I am so moved by the book I have difficulty composing rational sentences; it calls for highly artful responses to our every moment and from our every breath and exemplifies how as well as describes how we can begin embodying this art.

Perhaps Mary Catherine said it best in the book itself with the book's penultimate chapter: "So What's a Meta For?"

I must soon order some of her own/other books.

As I mentioned in earlier reviews of Gregory Bateson's books, the reading is as challenging as it is rewarding; it is as scientific as it is artful; it is a spiritual oasis in a very rapidly self-destructing culture; it is very much all of these and more.

I am a bit puzzled about why so few contemporary prominent eco-scientists of high public profile ignore (at least in public) this brilliant and compelling science. Some have much admired his work; William Irwin Thompson has praised him highly as did Lynn Margulis some time ago - to mention two examples.
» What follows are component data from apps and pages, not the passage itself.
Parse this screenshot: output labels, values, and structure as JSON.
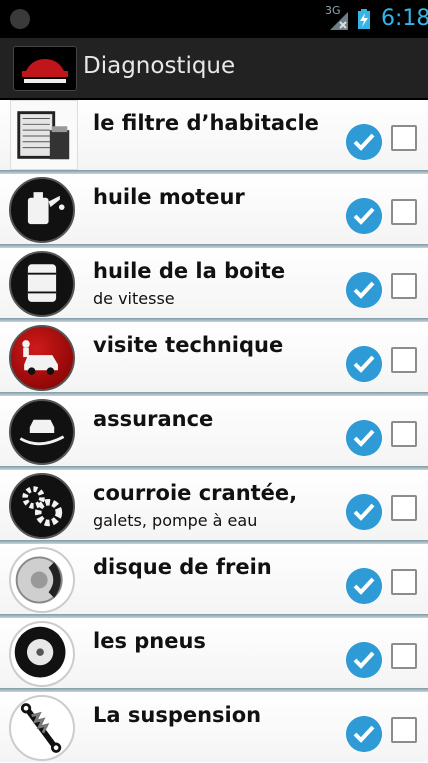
{
  "status_bar": {
    "network_label": "3G",
    "time": "6:18",
    "time_color": "#33b5e5",
    "icons": [
      "notification-icon",
      "signal-icon",
      "battery-charging-icon"
    ]
  },
  "action_bar": {
    "title": "Diagnostique",
    "logo_icon": "car-logo-icon",
    "background": "#222222"
  },
  "items": [
    {
      "title": "le filtre d’habitacle",
      "subtitle": "",
      "icon": "cabin-filter-icon",
      "checked_indicator": true,
      "checkbox_checked": false
    },
    {
      "title": "huile moteur",
      "subtitle": "",
      "icon": "oil-can-icon",
      "checked_indicator": true,
      "checkbox_checked": false
    },
    {
      "title": "huile de la boite",
      "subtitle": "de vitesse",
      "icon": "oil-barrel-icon",
      "checked_indicator": true,
      "checkbox_checked": false
    },
    {
      "title": "visite technique",
      "subtitle": "",
      "icon": "car-inspection-icon",
      "checked_indicator": true,
      "checkbox_checked": false
    },
    {
      "title": "assurance",
      "subtitle": "",
      "icon": "car-insurance-hand-icon",
      "checked_indicator": true,
      "checkbox_checked": false
    },
    {
      "title": "courroie crantée,",
      "subtitle": "galets, pompe à eau",
      "icon": "gears-icon",
      "checked_indicator": true,
      "checkbox_checked": false
    },
    {
      "title": "disque de frein",
      "subtitle": "",
      "icon": "brake-disc-icon",
      "checked_indicator": true,
      "checkbox_checked": false
    },
    {
      "title": "les pneus",
      "subtitle": "",
      "icon": "tire-icon",
      "checked_indicator": true,
      "checkbox_checked": false
    },
    {
      "title": "La suspension",
      "subtitle": "",
      "icon": "shock-absorber-icon",
      "checked_indicator": true,
      "checkbox_checked": false
    }
  ],
  "colors": {
    "check_indicator": "#2e9bd6",
    "divider": "#7f9aa6"
  }
}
I do understand why the theologians & reverends would not like him. The Batesons (father & daughter) here demonstrate by example as well as by articulate explanation the depths to which they are lost in the very most distant past.
Legend 33
Rereading this after 30 years, I find even greater depth.
Saithinin
Bateson family dialoging, father and daughter, about anthro-cultural matters.
misery
excellent!
Brajind
Excellent book. Very good condition. Price was right. Turnaround was prompt. Couldn't be more pleased.